Sam Seitz

There seems to be an assumption among many populist elements within both the U.S. and the U.K. that immigrants – legal and otherwise – are a net-drain on the economy. This view isn’t completely absurd. After all, basic economic theory would suggest that immigrants steal jobs and depress wages. The neoclassical model, for example, would argue that more workers competing for roughly the same number of jobs would lower wages because there would be an oversupply of labor. The specific factors model comes to a similar conclusion, arguing that an influx of immigrants would seek employment in labor-intensive industries. However, because capital levels would largely remain constant, the increased labor supply would lead to decreasing marginal returns, thus driving down wages due to decreased productivity. Ultimately, neither model is correct. Immigration is a boon for the economy.

The problem with the aforementioned models is they assume all other variables remain constant. Or, to use an economic term, immigration occurs ceteris paribus. Obviously this isn’t really how the market operates, though. As more immigrants enter the country, they expand the overall economy by raising demand. They also need to buy groceries and rent apartments, so while they do take jobs, they also create jobs. It’s also not clear that the jobs taken by immigrants are equivalent to jobs held by citizens. For example, imagine a yard care firm. Often, yard care is quite expensive, and many households aren’t willing to pay such large sums of money for landscaping and lawn care. However, immigrants without much capital or experience might be able to provide a much cheaper and more basic lawn care service. The immigrants would be able to work for households that wouldn’t otherwise have used a lawn care provider. Thus, they aren’t stealing anyone else’s job, they are simply serving a previously ignored sector of the lawn care market. This dynamic also leads to increases in native citizen’s wages because it allows citizens who know the culture, language, and city better to take on higher level jobs that require coordination and interpersonal interaction. This is referred to as complementary task specialization, and it enjoys robust support in the economics literature. Indeed, most economic models estimate that for every immigrant that arrives in the United States (legal or illegal), 1.1-1.2 jobs is created.

Some people accept that immigrants don’t steal jobs and depress wages, but they still are opposed to immigration (especially illegal immigration) because they feel that immigrants free-ride off state welfare programs. This is also wrong. First, most immigrants are relatively young, at least by the standards of the country they are moving to. This is because developed economies like Japan and Germany tend to have relatively low birth rates and aging populations. Therefore, immigrants actually help refill welfare coffers because they put money in but rarely take money out.
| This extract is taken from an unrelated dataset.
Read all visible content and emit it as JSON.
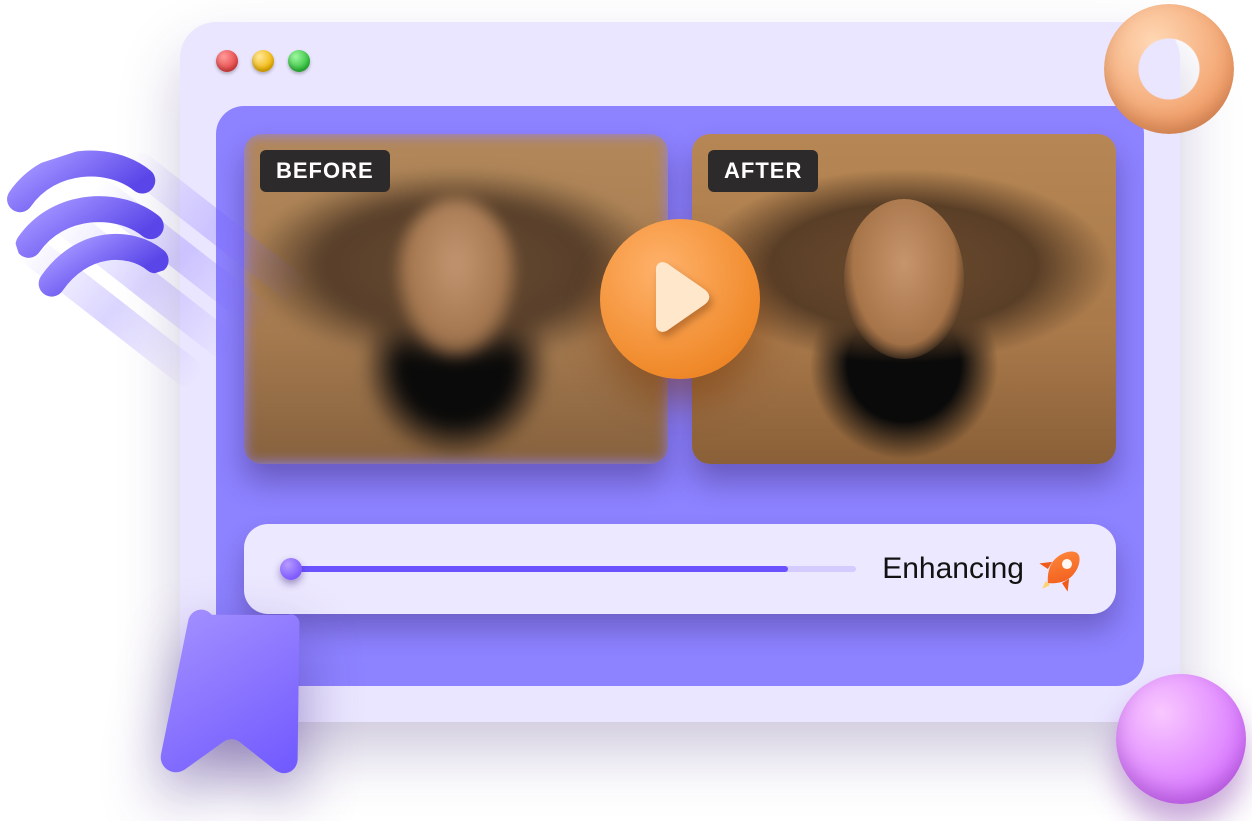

You can’t receive social security at age 30, after all. In the United states, illegal immigrants are also barred from receiving a number of major welfare benefits like Medicaid, Supplemental Security Income, and TANF. Thus, it’s very hard to credibly argue that illegal immigrants are stealing welfare money from deserving citizens. It’s also a myth that illegal immigrants don’t pay taxes. They most definitely do. For example, a study by the Institute on Taxation and Economic Policy estimates that illegal immigrants paid the state of Texas $1.5 billion in taxes for fiscal year 2012. So sure, it is definitely true that certain undocumented individuals have ripped off the government, but this is hardly a systemic problem.

Finally, it’s important to remember that Obama has deported more illegal immigrants than any other president in history, and he has done so during a period of time in which illegal immigration is decreasing. In fact, there are actually more illegal immigrants leaving the U.S. each year than there are entering. So, even if all the economists and tax experts are wrong, there still is no real justification for the anti-immigrant hysteria on the far Right. We certainly need to deport illegal immigrants who threaten our safety and security, but the idea that immigrants are crushing our economy and bankrupting our government is laughably absurd, and anyone who believes this conspiracy has no understanding of economics.